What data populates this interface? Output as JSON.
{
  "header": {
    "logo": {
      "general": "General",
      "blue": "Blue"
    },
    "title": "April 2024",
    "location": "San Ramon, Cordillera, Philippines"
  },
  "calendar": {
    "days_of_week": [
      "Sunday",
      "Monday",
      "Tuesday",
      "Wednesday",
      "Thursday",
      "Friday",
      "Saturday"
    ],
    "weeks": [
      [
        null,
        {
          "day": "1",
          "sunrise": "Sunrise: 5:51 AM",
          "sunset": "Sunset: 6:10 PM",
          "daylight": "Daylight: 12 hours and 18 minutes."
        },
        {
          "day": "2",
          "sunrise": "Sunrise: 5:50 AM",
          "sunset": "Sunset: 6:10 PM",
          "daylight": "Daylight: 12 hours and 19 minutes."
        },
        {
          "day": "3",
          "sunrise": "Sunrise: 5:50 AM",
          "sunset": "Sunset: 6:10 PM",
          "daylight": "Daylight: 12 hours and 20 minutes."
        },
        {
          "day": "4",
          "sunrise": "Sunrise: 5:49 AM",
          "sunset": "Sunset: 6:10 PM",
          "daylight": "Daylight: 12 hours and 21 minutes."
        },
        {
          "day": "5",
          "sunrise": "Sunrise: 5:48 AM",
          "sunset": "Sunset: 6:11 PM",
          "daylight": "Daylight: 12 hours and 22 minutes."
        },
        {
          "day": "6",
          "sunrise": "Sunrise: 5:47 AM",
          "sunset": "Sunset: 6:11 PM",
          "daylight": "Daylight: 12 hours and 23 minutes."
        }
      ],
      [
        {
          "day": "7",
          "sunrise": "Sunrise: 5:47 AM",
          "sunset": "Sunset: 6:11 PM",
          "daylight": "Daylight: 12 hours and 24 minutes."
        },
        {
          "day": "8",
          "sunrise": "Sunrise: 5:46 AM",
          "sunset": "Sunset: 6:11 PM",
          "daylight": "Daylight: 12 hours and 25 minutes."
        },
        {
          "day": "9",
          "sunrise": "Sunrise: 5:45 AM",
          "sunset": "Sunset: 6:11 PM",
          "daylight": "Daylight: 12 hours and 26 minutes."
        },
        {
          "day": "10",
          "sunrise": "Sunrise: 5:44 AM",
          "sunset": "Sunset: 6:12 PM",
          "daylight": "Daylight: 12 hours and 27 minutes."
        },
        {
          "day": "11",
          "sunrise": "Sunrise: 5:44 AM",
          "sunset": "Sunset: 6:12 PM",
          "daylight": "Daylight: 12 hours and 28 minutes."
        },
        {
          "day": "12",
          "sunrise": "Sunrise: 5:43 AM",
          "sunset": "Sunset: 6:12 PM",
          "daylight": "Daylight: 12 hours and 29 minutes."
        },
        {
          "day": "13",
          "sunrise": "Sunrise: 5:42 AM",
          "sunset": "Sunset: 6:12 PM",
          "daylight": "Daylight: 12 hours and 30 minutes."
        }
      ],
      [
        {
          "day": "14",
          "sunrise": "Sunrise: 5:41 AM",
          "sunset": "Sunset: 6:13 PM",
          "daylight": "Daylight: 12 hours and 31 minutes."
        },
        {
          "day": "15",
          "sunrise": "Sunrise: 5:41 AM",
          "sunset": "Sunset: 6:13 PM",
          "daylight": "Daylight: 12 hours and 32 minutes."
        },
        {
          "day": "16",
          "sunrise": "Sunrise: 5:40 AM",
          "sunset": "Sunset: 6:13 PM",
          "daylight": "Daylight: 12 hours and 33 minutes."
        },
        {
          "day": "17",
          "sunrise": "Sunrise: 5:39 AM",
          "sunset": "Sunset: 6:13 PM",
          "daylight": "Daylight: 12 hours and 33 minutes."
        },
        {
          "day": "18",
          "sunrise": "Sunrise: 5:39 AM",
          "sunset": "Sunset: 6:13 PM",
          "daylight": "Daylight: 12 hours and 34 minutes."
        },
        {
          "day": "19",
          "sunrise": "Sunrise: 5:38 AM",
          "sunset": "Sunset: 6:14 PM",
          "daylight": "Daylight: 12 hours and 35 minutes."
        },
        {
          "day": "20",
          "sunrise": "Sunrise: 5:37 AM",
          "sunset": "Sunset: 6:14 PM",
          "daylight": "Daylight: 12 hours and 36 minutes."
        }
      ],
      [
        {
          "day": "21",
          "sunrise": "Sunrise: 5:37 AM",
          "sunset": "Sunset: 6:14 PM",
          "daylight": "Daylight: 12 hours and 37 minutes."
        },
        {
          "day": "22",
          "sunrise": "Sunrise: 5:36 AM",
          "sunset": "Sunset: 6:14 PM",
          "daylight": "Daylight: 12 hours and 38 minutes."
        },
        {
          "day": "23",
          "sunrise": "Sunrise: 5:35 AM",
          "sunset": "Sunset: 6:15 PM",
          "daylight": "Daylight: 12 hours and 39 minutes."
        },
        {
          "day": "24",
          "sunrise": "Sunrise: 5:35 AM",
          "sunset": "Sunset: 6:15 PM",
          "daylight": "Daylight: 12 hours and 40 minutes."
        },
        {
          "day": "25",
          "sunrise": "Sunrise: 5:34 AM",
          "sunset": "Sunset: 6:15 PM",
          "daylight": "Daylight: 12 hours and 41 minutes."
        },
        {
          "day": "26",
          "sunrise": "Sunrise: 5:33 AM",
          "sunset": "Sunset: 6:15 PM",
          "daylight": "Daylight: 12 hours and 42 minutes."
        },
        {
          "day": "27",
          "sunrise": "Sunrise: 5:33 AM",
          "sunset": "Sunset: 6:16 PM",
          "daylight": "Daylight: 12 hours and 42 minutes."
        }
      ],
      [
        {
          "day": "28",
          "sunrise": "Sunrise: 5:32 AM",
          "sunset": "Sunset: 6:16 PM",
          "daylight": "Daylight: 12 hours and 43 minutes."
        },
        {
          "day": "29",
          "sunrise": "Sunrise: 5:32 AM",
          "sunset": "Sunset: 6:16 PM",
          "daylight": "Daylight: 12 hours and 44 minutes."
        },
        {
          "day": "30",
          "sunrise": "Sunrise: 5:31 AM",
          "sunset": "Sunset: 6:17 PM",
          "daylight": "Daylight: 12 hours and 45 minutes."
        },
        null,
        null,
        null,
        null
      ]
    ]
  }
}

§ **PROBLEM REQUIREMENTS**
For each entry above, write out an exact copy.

§ **OUTPUT**
What data populates this interface? Output as JSON.
{
  "header": {
    "logo": {
      "general": "General",
      "blue": "Blue"
    },
    "title": "April 2024",
    "location": "San Ramon, Cordillera, Philippines"
  },
  "calendar": {
    "days_of_week": [
      "Sunday",
      "Monday",
      "Tuesday",
      "Wednesday",
      "Thursday",
      "Friday",
      "Saturday"
    ],
    "weeks": [
      [
        null,
        {
          "day": "1",
          "sunrise": "Sunrise: 5:51 AM",
          "sunset": "Sunset: 6:10 PM",
          "daylight": "Daylight: 12 hours and 18 minutes."
        },
        {
          "day": "2",
          "sunrise": "Sunrise: 5:50 AM",
          "sunset": "Sunset: 6:10 PM",
          "daylight": "Daylight: 12 hours and 19 minutes."
        },
        {
          "day": "3",
          "sunrise": "Sunrise: 5:50 AM",
          "sunset": "Sunset: 6:10 PM",
          "daylight": "Daylight: 12 hours and 20 minutes."
        },
        {
          "day": "4",
          "sunrise": "Sunrise: 5:49 AM",
          "sunset": "Sunset: 6:10 PM",
          "daylight": "Daylight: 12 hours and 21 minutes."
        },
        {
          "day": "5",
          "sunrise": "Sunrise: 5:48 AM",
          "sunset": "Sunset: 6:11 PM",
          "daylight": "Daylight: 12 hours and 22 minutes."
        },
        {
          "day": "6",
          "sunrise": "Sunrise: 5:47 AM",
          "sunset": "Sunset: 6:11 PM",
          "daylight": "Daylight: 12 hours and 23 minutes."
        }
      ],
      [
        {
          "day": "7",
          "sunrise": "Sunrise: 5:47 AM",
          "sunset": "Sunset: 6:11 PM",
          "daylight": "Daylight: 12 hours and 24 minutes."
        },
        {
          "day": "8",
          "sunrise": "Sunrise: 5:46 AM",
          "sunset": "Sunset: 6:11 PM",
          "daylight": "Daylight: 12 hours and 25 minutes."
        },
        {
          "day": "9",
          "sunrise": "Sunrise: 5:45 AM",
          "sunset": "Sunset: 6:11 PM",
          "daylight": "Daylight: 12 hours and 26 minutes."
        },
        {
          "day": "10",
          "sunrise": "Sunrise: 5:44 AM",
          "sunset": "Sunset: 6:12 PM",
          "daylight": "Daylight: 12 hours and 27 minutes."
        },
        {
          "day": "11",
          "sunrise": "Sunrise: 5:44 AM",
          "sunset": "Sunset: 6:12 PM",
          "daylight": "Daylight: 12 hours and 28 minutes."
        },
        {
          "day": "12",
          "sunrise": "Sunrise: 5:43 AM",
          "sunset": "Sunset: 6:12 PM",
          "daylight": "Daylight: 12 hours and 29 minutes."
        },
        {
          "day": "13",
          "sunrise": "Sunrise: 5:42 AM",
          "sunset": "Sunset: 6:12 PM",
          "daylight": "Daylight: 12 hours and 30 minutes."
        }
      ],
      [
        {
          "day": "14",
          "sunrise": "Sunrise: 5:41 AM",
          "sunset": "Sunset: 6:13 PM",
          "daylight": "Daylight: 12 hours and 31 minutes."
        },
        {
          "day": "15",
          "sunrise": "Sunrise: 5:41 AM",
          "sunset": "Sunset: 6:13 PM",
          "daylight": "Daylight: 12 hours and 32 minutes."
        },
        {
          "day": "16",
          "sunrise": "Sunrise: 5:40 AM",
          "sunset": "Sunset: 6:13 PM",
          "daylight": "Daylight: 12 hours and 33 minutes."
        },
        {
          "day": "17",
          "sunrise": "Sunrise: 5:39 AM",
          "sunset": "Sunset: 6:13 PM",
          "daylight": "Daylight: 12 hours and 33 minutes."
        },
        {
          "day": "18",
          "sunrise": "Sunrise: 5:39 AM",
          "sunset": "Sunset: 6:13 PM",
          "daylight": "Daylight: 12 hours and 34 minutes."
        },
        {
          "day": "19",
          "sunrise": "Sunrise: 5:38 AM",
          "sunset": "Sunset: 6:14 PM",
          "daylight": "Daylight: 12 hours and 35 minutes."
        },
        {
          "day": "20",
          "sunrise": "Sunrise: 5:37 AM",
          "sunset": "Sunset: 6:14 PM",
          "daylight": "Daylight: 12 hours and 36 minutes."
        }
      ],
      [
        {
          "day": "21",
          "sunrise": "Sunrise: 5:37 AM",
          "sunset": "Sunset: 6:14 PM",
          "daylight": "Daylight: 12 hours and 37 minutes."
        },
        {
          "day": "22",
          "sunrise": "Sunrise: 5:36 AM",
          "sunset": "Sunset: 6:14 PM",
          "daylight": "Daylight: 12 hours and 38 minutes."
        },
        {
          "day": "23",
          "sunrise": "Sunrise: 5:35 AM",
          "sunset": "Sunset: 6:15 PM",
          "daylight": "Daylight: 12 hours and 39 minutes."
        },
        {
          "day": "24",
          "sunrise": "Sunrise: 5:35 AM",
          "sunset": "Sunset: 6:15 PM",
          "daylight": "Daylight: 12 hours and 40 minutes."
        },
        {
          "day": "25",
          "sunrise": "Sunrise: 5:34 AM",
          "sunset": "Sunset: 6:15 PM",
          "daylight": "Daylight: 12 hours and 41 minutes."
        },
        {
          "day": "26",
          "sunrise": "Sunrise: 5:33 AM",
          "sunset": "Sunset: 6:15 PM",
          "daylight": "Daylight: 12 hours and 42 minutes."
        },
        {
          "day": "27",
          "sunrise": "Sunrise: 5:33 AM",
          "sunset": "Sunset: 6:16 PM",
          "daylight": "Daylight: 12 hours and 42 minutes."
        }
      ],
      [
        {
          "day": "28",
          "sunrise": "Sunrise: 5:32 AM",
          "sunset": "Sunset: 6:16 PM",
          "daylight": "Daylight: 12 hours and 43 minutes."
        },
        {
          "day": "29",
          "sunrise": "Sunrise: 5:32 AM",
          "sunset": "Sunset: 6:16 PM",
          "daylight": "Daylight: 12 hours and 44 minutes."
        },
        {
          "day": "30",
          "sunrise": "Sunrise: 5:31 AM",
          "sunset": "Sunset: 6:17 PM",
          "daylight": "Daylight: 12 hours and 45 minutes."
        },
        null,
        null,
        null,
        null
      ]
    ]
  }
}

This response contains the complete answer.